Crafting, as you’d expect, is the other big feature of the game. I started playing this around v1.4, where the only guide to making stuff was patience or the internet. v1.5 introduced a feature whereby the previously annoying and useless Guide, an npc who accompanies you from the start and offers some vague hints as to how to get along, now has a full library of crafting recipies. Hand him a nugget of junk and he’ll tell you what it’s good for. Previously, I’d have recommended the wiki sites as your essential tool to get the most out of the game. Now I’d say ask the guide and then go exploring until you find what you need.
If you build your home big enough, new characters come and join you, from whom you can buy various handy items, get healed or sell loot for hard cash. And eventually, you can gather the items you need to forge magical swords, rocket boots, exploding star guns and magma armour. Or find them lying around in handy chests, ready to be stolen. I’m sure Minecraft is already paying heed to this and adding in these features from Terraria – if not, why not?

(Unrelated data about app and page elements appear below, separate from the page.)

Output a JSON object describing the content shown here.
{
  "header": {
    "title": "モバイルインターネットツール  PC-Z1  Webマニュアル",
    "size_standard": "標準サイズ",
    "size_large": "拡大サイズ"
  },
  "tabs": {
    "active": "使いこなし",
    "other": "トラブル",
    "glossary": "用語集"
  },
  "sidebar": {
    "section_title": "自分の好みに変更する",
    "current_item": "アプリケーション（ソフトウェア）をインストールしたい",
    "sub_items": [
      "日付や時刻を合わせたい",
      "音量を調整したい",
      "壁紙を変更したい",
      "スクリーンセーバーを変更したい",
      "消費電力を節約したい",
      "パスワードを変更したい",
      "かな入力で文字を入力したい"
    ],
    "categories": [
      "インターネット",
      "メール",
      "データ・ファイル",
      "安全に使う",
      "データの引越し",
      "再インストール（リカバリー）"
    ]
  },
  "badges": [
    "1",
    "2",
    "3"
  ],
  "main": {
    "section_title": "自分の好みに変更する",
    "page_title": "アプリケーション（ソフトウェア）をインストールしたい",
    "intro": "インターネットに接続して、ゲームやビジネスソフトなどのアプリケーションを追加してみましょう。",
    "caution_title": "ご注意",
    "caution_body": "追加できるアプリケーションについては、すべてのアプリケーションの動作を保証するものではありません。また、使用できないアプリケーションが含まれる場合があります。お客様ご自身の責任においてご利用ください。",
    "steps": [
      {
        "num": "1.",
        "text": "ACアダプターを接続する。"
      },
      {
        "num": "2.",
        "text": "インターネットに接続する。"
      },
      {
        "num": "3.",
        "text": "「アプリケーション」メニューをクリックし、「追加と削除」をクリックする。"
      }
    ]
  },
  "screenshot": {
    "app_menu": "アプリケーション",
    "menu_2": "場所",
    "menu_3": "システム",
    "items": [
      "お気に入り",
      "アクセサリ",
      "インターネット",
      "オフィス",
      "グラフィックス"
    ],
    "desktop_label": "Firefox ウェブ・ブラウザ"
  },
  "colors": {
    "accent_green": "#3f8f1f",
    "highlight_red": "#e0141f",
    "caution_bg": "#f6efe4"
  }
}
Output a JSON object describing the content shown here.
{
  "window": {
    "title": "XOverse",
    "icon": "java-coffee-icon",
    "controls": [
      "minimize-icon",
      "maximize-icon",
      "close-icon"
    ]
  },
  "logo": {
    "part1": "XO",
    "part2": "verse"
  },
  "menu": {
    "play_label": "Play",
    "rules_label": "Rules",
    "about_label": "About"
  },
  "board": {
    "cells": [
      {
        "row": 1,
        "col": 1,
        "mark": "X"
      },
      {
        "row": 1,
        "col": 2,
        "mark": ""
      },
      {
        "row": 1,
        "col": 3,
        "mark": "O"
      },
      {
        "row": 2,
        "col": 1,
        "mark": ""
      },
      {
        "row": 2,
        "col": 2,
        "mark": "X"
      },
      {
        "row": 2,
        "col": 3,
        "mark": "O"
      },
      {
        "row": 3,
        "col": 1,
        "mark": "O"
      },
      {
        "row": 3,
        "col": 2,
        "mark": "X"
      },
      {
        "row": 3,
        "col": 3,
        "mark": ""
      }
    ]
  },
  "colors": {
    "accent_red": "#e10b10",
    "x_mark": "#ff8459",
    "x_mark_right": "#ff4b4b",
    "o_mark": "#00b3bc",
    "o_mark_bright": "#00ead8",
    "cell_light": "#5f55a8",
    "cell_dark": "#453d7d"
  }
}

It makes the laborious digging and wandering a pleasure, to always be on the brink of finding something new and crazy.
The sound is good, catchy electric jingles in keeping with the S-Nes appearance of the graphics. Basic though those sprites are, they do the job nicely. They’re clear, engaging and even slightly scary in places. It’s an easy game to pick up and a hard one to put down, and I’d recommend it heartily. Especially when there’s multiplayer that lets you bring a fistful of mates to help you tunnel, and the promise of unlockable battles with huge, menacing bosses.
It also helps that the developers keep updating the game with new monsters, new terrain, new crafting items and new playing tools to help the game work. If an immersive lark of a game that won’t tax your wallet, your graphics card or your brain appeals, I’d stop reading and get exploring the cheerful depths of Terraria.